Of the European Union’s 28 member states, Italy has the most food products with PDO (Protected Designation of Origin) and PGI (Protected Geographical Indication) labels. What challenges are posed by e-commerce when it comes to international food counterfeiting?

– Italy is very proud of this record. We have 299 registered PDO and PGI food products, plus all the wines and spirits! This is a huge number that allows us not only to protect our farmers and artisans but also to boost our exports. It is paramount for us to be able to be present in international markets with recognisable brands that are synonymous with safe and high-quality food. That’s why the Italian Ministry of Agriculture is actively promoting the fight against food counterfeiting. We recently signed important agreements with Amazon, eBay and AliBaba – three of the world’s biggest e-commerce platforms. We are also very strict when it comes to reporting so-called “Italian sounding” cases, with our Inspectorate for fraud repression and quality protection of the agri-food products having carried out 54,098 anti-fraud controls in 2018.

How resilient are food exports to the recent interruptions in global trade flows?

– As previously stated, we should not aim to produce commodities, but rather high-quality products. Commodities are more exposed to external shocks and obstacles to global trade, while high-end food products tend to have stable demand among international consumers. Prosciutto di Parma, Prosecco, Chianti and Gorgonzola can only come from Italy, which is why they are so appreciated all over the world.
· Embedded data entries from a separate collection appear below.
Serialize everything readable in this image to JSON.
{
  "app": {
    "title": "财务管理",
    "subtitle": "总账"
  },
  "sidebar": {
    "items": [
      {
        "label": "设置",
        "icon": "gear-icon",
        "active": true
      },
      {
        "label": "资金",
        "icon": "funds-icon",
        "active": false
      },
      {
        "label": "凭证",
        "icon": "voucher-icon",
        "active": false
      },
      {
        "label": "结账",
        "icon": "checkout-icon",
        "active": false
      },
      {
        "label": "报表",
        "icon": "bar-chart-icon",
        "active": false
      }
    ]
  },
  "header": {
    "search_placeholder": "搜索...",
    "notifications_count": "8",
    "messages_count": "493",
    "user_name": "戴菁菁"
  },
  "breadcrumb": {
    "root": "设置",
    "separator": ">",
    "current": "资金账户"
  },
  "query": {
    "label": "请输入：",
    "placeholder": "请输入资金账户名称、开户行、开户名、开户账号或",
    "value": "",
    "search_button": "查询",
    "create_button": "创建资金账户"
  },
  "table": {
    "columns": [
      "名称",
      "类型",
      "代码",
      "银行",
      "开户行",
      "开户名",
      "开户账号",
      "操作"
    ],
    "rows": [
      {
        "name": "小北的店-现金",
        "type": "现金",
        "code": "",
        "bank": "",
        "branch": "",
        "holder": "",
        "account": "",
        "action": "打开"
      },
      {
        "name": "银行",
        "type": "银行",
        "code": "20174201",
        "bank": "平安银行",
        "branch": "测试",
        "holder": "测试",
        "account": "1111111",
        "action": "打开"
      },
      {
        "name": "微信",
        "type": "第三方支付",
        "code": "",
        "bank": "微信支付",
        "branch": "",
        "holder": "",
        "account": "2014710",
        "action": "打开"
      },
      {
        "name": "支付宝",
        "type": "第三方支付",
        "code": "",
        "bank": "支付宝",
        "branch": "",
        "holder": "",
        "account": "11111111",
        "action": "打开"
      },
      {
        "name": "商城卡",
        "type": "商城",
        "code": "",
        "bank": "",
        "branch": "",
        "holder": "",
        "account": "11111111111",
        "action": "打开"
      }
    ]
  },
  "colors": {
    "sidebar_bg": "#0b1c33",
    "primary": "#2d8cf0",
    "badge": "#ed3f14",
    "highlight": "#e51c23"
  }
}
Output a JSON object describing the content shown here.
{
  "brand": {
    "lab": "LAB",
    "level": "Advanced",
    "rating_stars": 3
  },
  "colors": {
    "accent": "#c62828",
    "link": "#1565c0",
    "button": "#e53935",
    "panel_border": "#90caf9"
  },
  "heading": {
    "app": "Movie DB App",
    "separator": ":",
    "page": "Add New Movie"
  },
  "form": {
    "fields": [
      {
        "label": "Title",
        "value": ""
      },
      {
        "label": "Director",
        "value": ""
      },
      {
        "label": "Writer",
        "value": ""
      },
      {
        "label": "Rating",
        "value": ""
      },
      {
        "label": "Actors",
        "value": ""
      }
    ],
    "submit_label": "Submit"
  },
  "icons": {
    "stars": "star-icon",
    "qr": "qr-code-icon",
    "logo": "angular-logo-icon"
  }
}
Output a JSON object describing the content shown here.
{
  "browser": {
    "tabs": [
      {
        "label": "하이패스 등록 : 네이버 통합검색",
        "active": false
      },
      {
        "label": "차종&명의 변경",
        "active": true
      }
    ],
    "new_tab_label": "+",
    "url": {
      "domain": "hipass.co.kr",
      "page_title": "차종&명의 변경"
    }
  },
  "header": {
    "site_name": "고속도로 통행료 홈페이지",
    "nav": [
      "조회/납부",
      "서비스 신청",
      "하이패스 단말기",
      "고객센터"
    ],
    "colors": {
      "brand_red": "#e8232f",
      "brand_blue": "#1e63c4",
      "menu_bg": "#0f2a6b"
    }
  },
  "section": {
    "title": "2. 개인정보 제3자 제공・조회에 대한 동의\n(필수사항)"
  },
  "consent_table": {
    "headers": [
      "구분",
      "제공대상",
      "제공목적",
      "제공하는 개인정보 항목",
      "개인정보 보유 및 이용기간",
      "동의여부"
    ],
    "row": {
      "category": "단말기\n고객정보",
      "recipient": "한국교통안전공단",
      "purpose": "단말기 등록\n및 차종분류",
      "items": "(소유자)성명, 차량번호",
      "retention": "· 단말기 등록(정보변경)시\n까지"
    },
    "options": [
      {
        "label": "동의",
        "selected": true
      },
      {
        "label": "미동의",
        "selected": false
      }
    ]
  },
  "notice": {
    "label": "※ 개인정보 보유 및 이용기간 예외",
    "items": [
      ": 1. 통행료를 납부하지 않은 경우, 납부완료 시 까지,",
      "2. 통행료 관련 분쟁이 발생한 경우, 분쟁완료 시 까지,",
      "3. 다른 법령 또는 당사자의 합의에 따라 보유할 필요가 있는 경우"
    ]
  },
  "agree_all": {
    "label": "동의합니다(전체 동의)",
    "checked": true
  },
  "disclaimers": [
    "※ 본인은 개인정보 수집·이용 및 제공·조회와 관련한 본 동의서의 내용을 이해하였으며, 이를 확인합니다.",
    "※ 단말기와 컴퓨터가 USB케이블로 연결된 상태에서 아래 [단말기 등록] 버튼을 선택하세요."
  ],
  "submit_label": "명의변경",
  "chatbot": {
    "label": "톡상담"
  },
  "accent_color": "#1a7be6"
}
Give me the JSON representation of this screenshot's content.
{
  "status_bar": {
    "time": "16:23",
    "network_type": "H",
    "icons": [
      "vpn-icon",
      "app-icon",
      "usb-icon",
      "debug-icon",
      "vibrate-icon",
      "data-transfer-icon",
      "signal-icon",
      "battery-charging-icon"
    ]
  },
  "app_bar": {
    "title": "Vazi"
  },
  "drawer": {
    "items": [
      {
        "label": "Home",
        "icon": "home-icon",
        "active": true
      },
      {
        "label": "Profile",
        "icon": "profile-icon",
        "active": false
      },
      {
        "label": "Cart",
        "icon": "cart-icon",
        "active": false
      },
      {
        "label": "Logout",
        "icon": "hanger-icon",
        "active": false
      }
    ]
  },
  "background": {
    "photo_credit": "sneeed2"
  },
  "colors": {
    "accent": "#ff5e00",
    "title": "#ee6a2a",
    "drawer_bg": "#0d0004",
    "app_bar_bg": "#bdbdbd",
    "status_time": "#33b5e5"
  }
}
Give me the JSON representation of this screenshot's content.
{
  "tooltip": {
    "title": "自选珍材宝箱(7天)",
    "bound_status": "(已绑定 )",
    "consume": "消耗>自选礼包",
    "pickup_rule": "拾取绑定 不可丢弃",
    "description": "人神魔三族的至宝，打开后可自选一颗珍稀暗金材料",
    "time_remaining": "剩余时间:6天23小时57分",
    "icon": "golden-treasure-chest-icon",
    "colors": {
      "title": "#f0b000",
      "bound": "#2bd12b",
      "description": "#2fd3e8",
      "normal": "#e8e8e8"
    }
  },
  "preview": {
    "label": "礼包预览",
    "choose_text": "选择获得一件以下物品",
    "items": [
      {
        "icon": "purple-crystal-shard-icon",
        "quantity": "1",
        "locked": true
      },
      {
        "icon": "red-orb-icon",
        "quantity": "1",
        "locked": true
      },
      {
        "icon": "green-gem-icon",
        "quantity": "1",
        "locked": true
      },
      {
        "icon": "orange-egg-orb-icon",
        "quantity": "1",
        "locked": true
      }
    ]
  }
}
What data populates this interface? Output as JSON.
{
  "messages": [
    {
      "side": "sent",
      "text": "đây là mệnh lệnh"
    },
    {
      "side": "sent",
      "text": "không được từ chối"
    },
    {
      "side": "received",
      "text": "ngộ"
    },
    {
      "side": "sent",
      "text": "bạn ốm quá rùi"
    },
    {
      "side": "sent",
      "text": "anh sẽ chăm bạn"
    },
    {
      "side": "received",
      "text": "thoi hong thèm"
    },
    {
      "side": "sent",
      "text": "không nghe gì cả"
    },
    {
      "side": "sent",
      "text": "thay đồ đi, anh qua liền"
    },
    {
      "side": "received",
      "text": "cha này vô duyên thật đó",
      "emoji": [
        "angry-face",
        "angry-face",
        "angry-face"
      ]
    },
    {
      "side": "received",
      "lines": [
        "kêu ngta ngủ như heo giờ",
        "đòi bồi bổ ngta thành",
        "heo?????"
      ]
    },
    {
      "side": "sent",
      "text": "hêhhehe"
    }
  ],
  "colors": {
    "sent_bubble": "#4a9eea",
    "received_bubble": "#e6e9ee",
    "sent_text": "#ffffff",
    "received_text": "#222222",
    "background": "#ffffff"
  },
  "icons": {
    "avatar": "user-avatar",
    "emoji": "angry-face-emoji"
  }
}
I am pretty sure that your honey from Fruška Gora, your cheese from Pirot and your raspberries from Arilje will very soon be world-famous, allowing your local producers to prosper.